## Required work
Every line below containing the word "from" should be found and copied.
****************
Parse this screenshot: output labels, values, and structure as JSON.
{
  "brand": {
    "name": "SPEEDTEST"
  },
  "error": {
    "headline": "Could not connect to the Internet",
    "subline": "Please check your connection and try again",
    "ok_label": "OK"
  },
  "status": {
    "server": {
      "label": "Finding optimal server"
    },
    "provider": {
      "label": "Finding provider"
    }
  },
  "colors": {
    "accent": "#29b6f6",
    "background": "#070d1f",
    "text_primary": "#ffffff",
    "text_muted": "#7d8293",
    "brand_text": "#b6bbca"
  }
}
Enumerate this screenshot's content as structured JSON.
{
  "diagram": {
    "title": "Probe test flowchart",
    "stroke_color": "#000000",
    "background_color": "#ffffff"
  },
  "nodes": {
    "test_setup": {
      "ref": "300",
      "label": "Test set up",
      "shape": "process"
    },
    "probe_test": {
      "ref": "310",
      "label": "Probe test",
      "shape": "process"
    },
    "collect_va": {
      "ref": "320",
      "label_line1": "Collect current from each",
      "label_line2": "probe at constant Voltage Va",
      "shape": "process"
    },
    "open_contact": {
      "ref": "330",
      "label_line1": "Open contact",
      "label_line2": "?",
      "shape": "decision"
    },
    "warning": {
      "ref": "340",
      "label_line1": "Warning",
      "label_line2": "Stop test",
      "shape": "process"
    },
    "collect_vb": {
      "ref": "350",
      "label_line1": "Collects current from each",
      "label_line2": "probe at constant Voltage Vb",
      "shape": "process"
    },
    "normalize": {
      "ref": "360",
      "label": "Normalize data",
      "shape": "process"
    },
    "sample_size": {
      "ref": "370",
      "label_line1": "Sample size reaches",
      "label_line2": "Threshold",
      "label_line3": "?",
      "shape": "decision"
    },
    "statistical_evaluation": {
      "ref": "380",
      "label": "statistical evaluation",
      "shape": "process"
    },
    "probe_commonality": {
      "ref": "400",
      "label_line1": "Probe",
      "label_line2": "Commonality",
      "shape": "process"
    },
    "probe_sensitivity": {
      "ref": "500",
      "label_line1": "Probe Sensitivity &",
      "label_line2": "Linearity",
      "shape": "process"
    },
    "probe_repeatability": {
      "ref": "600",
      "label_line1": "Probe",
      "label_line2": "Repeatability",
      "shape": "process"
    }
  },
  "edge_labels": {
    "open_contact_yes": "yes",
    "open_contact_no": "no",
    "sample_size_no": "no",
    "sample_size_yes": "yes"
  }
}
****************
## Answer space
      "label_line1": "Collect current from each",
      "label_line1": "Collects current from each",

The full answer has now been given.